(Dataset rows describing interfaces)

------------------------------------------------

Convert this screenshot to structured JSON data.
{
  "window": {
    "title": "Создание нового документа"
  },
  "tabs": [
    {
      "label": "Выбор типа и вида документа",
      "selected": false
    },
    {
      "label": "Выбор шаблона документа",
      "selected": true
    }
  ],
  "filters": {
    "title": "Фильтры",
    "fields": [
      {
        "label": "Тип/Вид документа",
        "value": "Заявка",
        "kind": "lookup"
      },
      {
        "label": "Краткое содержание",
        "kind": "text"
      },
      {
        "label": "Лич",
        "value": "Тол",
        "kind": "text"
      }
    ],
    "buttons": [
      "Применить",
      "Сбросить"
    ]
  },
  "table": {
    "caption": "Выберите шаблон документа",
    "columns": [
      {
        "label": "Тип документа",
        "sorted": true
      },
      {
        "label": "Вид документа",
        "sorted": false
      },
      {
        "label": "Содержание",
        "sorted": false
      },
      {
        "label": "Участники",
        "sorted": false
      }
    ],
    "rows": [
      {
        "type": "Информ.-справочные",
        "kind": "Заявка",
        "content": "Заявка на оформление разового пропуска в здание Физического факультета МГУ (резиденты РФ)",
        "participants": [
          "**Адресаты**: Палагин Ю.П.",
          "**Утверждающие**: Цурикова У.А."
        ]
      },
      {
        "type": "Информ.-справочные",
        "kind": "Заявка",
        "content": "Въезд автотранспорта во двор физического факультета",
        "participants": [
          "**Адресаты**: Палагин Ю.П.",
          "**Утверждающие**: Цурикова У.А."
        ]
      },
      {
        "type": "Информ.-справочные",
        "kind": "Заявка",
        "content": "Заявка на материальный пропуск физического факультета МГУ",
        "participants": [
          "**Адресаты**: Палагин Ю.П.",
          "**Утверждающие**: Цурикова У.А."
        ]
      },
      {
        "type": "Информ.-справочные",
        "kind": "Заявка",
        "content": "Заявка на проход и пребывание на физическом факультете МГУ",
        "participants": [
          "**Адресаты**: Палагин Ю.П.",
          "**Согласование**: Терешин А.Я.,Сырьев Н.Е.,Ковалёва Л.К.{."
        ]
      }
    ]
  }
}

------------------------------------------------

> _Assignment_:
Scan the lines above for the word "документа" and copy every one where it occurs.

> _Finished task_:
    "title": "Создание нового документа"
      "label": "Выбор типа и вида документа",
      "label": "Выбор шаблона документа",
        "label": "Тип/Вид документа",
    "caption": "Выберите шаблон документа",
        "label": "Тип документа",
        "label": "Вид документа",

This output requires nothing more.